A Villain After My Own Heart
There is a Jeckle Inside You Mr. Hyde
I have been puttering around Chapter One of this year’s Nano project (Book 3 of a mostly-incomprehensible trilogy) because I have been dreading writing about the bad guy. Last night I took a stab at it. (I’m surprised my laptop isn’t bleeding.) But I find it really difficult to even want to write the parts of the book that involve conflict. No wonder Quentin Tarantino has so many guns and swords in his creations…there’s something about an antagonist that is so…so…antagonizing!
Stories resonate because of conflict. What would Star Wars be without Darth Vader? Who would breathe heavily into our ears and make us wish we had the light-up phallic symbol to battle our fathers with? (Uhh, that got kinda weird.

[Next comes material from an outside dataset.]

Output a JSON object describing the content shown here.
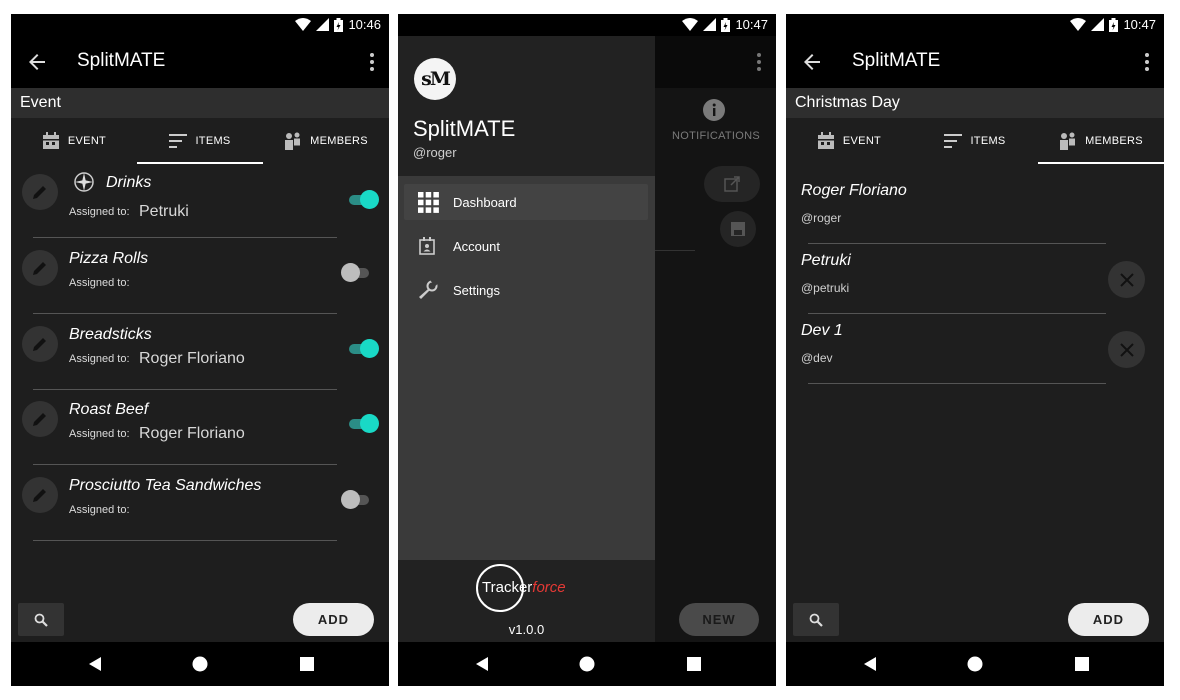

Sorry ‘bout that.) What makes a perfectly rotten character so good?
My favorite villain of all time would be just about any character played by Alan Rickman. He just has such a flair for it. His best line ever, was when he played the Sheriff of Nottingham in the dreadful Robin Hood production starring Bull Durham. Following an incredibly vexing day, Nottingham stomps down the halls of the castle yelling: “Cancel the kitchen scraps for lepers and orphans, no more merciful beheadings, and call off Christmas!” Even when he plays a good guy, like the bulbous-headed alien in Galaxy Quest, he gets to be the snarky sidekick who makes all the astute observations about the narcissistic Captain Nesmith played by Tim Allen. Don’t get me started on his bad boy, Severus Snape.* He could make a girl go all Slytherin! Uhh, where was I? Oh, right, building the perfect bad guy.

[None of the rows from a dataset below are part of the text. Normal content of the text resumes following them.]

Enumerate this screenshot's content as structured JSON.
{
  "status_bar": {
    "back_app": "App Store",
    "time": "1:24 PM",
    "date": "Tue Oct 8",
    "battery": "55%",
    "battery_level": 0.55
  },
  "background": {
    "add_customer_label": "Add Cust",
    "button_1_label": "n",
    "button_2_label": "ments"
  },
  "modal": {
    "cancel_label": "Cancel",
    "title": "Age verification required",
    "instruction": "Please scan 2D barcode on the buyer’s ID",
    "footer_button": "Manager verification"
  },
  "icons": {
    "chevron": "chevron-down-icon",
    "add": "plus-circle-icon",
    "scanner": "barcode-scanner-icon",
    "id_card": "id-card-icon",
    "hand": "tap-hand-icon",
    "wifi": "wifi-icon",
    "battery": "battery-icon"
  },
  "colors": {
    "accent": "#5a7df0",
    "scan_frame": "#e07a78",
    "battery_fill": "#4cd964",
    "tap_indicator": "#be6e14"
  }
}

Everybody loves to hate the bad guy. They give the story depth and flavor. They get all the best lines—if not the girl. They are usually the more exciting character—heroes tend to be all alike in their sterling qualities. As a writer you have to examine the development of both halves of the equation: Is a valiant, brave, but predictable leading man bringing your book down? Bring on the sly, devious lothario to ripen up a flaccid plot. If he looks good in tight leather—bonus!
It is very hard to create a villain that isn’t a one-dimensional Snidely Whiplash standing over the girl tied to the railroad tracks**, twirling his mustachio and cackling “I’ve got you now, Dudly Do-Right! Mwa ha ha ha.” Everything I write seems to be a challenge to my desire to make an unredeemable villain who isn’t a cardboard cutout. When I have to write about the motivations or methods of my current villain, I am repelled delving into the monster I have created. Am I alone in this?
I leave it to you, the writer. How do you write a character that just won’t play nice? For now, I just ask myself one question: “What Would Snidely Do?”
Asterisk Bedazzled Footnotes:
*Hats off to J.K. Rowling that she managed to sneak a hero in dressed as a villain. Not many authors can carry that off! (Blatant appeal to vanity in hopes she won’t sue for my use of the above ‘Slytherin’ artwork.)
**Who knew this was a fetish?